The problem: Find the lines in the records that carry the word "image". Copy each one.
+++ Records
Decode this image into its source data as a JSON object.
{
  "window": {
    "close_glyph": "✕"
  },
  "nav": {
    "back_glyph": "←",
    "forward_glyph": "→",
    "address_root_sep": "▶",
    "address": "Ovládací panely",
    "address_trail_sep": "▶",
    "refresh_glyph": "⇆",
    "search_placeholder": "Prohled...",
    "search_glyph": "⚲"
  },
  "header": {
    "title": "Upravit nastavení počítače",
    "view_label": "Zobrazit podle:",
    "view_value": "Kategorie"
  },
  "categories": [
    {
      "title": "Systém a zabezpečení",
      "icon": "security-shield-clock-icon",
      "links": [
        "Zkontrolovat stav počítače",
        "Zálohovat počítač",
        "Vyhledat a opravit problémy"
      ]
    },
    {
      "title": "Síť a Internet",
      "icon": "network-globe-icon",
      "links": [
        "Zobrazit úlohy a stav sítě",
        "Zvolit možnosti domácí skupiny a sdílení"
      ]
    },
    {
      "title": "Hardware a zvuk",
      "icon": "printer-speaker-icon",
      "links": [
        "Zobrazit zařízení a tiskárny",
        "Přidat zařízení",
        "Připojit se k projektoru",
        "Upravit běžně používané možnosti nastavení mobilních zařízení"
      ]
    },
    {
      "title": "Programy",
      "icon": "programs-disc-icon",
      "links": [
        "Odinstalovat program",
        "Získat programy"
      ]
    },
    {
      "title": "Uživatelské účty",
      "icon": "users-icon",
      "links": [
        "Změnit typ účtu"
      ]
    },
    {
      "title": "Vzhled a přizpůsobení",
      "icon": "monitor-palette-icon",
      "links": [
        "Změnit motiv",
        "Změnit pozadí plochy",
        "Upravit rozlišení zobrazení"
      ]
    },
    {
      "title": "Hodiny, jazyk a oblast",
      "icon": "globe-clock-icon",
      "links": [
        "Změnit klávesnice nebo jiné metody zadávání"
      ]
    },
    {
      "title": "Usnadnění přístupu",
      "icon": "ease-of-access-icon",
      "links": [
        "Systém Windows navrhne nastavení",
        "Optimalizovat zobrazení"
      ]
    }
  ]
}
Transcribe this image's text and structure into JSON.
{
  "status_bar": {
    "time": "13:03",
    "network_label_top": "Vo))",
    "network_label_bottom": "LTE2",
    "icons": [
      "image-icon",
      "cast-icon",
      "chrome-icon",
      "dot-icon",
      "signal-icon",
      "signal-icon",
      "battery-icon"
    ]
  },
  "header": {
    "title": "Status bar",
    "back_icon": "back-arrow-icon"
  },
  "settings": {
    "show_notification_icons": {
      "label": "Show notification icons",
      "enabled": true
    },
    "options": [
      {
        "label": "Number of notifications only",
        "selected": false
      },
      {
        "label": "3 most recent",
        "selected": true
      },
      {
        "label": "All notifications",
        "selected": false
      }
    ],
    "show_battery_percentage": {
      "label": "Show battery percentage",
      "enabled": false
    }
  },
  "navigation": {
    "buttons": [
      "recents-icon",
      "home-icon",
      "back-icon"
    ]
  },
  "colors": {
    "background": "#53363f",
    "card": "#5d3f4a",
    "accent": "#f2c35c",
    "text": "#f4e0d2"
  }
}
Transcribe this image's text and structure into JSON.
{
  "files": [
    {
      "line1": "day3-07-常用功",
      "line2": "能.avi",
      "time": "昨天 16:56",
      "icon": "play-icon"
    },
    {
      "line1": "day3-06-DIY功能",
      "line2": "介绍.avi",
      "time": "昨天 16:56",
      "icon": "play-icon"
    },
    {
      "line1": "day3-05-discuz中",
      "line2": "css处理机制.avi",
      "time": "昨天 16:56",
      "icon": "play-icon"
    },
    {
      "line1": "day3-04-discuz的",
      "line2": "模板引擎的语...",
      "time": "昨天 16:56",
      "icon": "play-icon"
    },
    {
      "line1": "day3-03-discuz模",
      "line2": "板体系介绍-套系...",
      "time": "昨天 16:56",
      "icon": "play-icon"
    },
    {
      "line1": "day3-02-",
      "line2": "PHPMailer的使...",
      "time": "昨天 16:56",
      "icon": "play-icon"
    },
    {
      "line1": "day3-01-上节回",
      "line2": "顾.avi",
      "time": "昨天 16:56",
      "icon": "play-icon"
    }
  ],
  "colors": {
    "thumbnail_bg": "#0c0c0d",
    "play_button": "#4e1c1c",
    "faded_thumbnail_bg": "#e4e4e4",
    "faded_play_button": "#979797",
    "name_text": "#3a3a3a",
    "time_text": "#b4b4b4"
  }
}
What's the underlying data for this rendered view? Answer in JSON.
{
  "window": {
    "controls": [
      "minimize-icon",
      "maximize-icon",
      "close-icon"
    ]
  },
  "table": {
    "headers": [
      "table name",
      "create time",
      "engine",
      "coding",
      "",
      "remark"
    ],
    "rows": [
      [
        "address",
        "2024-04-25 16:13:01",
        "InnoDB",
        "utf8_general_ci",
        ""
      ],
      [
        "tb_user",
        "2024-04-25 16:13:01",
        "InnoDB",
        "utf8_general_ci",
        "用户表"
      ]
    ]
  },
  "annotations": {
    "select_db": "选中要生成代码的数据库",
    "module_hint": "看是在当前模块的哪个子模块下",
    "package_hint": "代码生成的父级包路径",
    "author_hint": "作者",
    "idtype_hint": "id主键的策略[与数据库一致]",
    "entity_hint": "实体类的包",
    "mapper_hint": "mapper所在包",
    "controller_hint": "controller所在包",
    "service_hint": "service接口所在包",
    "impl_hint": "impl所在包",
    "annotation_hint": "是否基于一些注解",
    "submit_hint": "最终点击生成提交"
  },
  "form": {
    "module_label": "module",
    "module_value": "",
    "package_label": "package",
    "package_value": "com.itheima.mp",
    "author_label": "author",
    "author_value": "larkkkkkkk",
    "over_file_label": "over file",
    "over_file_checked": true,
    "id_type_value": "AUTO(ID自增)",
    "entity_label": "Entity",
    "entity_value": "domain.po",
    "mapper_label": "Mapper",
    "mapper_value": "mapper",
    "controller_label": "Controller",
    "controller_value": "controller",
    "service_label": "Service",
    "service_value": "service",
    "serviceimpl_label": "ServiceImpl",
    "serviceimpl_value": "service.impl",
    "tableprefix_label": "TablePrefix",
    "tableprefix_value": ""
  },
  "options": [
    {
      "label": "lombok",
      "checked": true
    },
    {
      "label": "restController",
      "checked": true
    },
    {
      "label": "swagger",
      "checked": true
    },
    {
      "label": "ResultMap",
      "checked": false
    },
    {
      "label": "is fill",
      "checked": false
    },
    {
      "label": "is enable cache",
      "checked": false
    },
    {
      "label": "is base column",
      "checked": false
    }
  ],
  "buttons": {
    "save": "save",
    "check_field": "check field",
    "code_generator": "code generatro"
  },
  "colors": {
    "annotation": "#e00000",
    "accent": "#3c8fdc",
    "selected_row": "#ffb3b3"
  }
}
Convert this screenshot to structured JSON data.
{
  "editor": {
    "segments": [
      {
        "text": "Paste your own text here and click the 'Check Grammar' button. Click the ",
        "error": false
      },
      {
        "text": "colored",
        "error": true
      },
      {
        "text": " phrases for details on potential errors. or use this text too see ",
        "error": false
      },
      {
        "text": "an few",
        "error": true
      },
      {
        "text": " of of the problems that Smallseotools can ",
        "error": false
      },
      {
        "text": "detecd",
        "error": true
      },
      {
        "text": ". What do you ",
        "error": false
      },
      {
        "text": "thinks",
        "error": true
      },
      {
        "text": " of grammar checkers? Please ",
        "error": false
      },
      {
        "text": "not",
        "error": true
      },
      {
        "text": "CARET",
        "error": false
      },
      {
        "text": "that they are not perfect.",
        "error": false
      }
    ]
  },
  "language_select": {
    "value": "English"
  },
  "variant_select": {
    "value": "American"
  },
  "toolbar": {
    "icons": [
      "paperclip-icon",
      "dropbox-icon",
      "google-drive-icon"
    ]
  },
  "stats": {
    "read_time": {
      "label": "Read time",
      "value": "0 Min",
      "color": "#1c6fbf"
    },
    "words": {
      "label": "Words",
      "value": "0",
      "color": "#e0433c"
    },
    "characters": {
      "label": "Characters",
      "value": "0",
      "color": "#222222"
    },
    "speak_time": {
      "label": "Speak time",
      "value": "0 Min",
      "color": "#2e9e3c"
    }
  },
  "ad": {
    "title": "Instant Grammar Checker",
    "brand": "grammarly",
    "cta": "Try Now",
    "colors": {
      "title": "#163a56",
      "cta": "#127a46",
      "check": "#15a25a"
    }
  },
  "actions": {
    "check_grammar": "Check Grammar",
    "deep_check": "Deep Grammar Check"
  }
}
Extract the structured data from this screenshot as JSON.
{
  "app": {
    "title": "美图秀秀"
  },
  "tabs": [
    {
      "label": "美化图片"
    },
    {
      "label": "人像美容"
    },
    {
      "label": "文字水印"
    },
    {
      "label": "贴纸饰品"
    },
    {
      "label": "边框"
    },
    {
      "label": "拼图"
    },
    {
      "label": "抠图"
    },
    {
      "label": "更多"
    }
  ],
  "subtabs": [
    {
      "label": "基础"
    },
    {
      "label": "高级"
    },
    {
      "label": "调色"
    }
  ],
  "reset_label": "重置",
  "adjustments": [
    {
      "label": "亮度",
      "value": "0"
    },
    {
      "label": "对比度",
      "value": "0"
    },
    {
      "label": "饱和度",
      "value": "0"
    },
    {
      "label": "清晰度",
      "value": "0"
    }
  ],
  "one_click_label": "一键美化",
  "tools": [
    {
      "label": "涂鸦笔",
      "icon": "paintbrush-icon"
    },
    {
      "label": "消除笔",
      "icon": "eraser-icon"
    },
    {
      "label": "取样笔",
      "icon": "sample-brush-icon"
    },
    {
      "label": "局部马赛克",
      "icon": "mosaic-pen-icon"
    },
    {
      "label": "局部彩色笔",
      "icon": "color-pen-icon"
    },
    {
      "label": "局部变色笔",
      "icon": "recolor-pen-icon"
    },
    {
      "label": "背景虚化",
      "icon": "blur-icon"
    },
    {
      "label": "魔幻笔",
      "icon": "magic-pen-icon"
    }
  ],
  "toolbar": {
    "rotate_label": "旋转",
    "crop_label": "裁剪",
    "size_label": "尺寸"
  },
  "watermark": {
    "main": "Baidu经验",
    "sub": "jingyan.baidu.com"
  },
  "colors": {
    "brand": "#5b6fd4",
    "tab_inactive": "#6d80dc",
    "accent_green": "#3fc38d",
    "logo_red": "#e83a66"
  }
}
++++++
Solution to the problem:
Decode this image into its source data as a JSON object.
Transcribe this image's text and structure into JSON.
      "image-icon",
Transcribe this image's text and structure into JSON.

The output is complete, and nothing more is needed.